Mark Guhne finally exhaled last Monday when he learned that his University of Tennessee at Chattanooga men's golf team found itself in an NCAA Regional.
They were barely in. As in the last at-large team -- based on GolfStat Rankings -- to get into the field.
The Mocs earned the No. 11 seed in the West Regional which begins the first of three rounds today at Eugene (Ore.) Country Club. The top five teams advance to the NCAA championship tournament.
In order to do so, they'll need to keep their golf balls in play by a wider margin than how they entered the tournament.
"We've been working hard on our course management which is the one thing that's let us down this season," Guhne said. "We have made enough pars and enough birdies in every tournament to have a chance to win. But we have also made enough others which is why we're fifth, sixth, or seventh.
"If we eliminate that, I think we can play with anybody in the country."
The Mocs recorded six double-bogeys or worse over the final nine holes during the final round of the Southern Conference championship.
They finished runner-up to Georgia Southern by one stroke.
If one of those tee shots had stayed in bounds and saved two shots, the Mocs would have earned the automatic bid and saved Guhne two weeks of hand-wringing during the day and tossing-and-turning at night.
"You can't hit balls out of bounds at this level," Guhne said. "That's what we've been working on, and hopefully we've got that figured out and we'll get things done."
The players know their problems.
"We're making enough birdies and pars, but we need to get rid of the big numbers," freshman Ewan Scott said. "It's about course management and being mentally tough and not being quite up tight."
The Mocs are in an NCAA regional tournament for the eighth consecutive season. They've advanced to NCAA championships in 2009 at Inverness and 2012 at Riviera Country Club.
This bunch -- seniors Chris Robb and Davis Bunn, junior Liam Johnston and freshmen in Scott and Wes Gosselin -- has already played on big stages including NCAA tournaments for the veterans and USGA events for the freshmen.
"It can be nerve-wracking," Guhne said. "I've seen kids standing on the first tee with their knees shaking trying to hit a drive."
But UTC has already accomplished its priority goal for the season and reached an NCAA regional. As the No. 11 seed, they can play the role of unexpected underdog. The field in Oregon includes five teams ranked inside the top 30. UTC is No. 64.
"A lot of us have played good, but I don't think any of us have gone a whole tournament without a double-bogey," Johnston said. "Bogeys, you can deal with. Doubles add up real quick. We made them far too often this year."
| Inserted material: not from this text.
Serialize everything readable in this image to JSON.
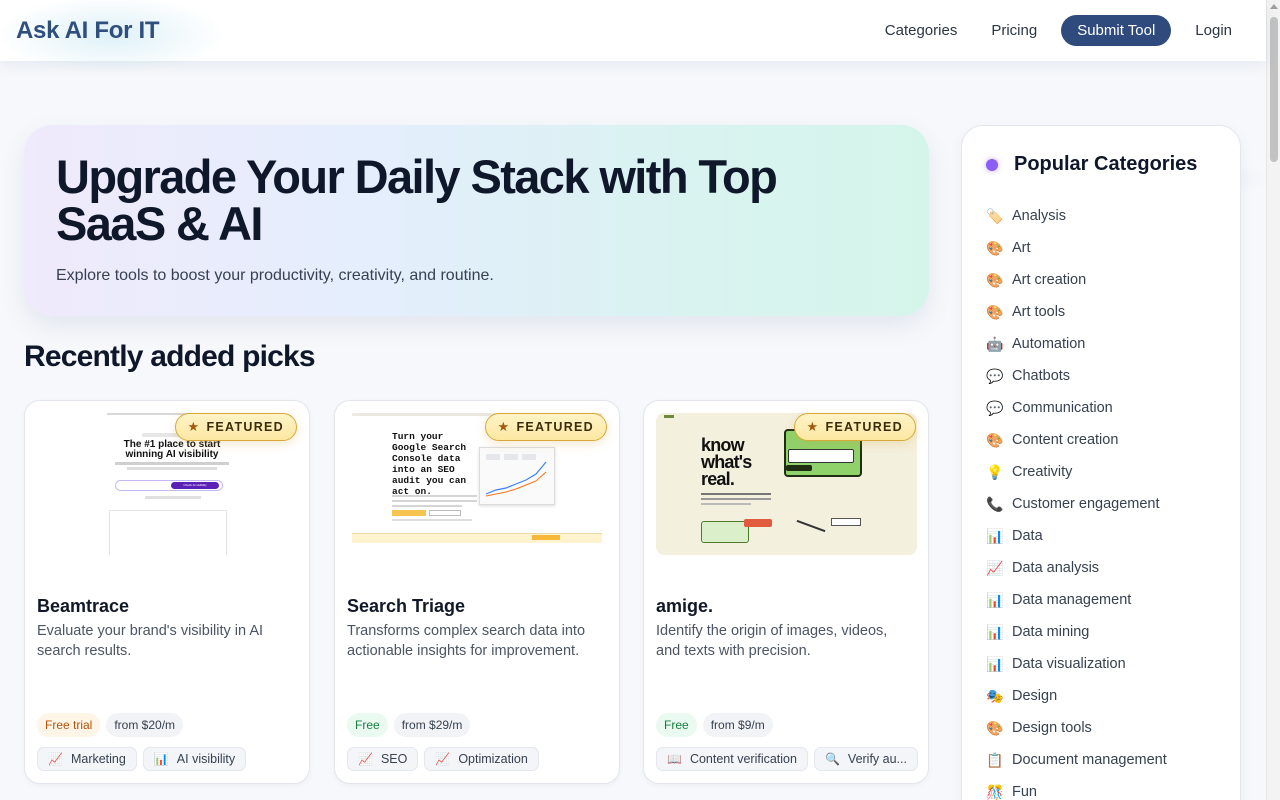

But this year isn't over.
Contact David Uchiyama at email@example.com or at 423-757-6484. Follow him on Twitter at twitter.com/UchiyamaCTFP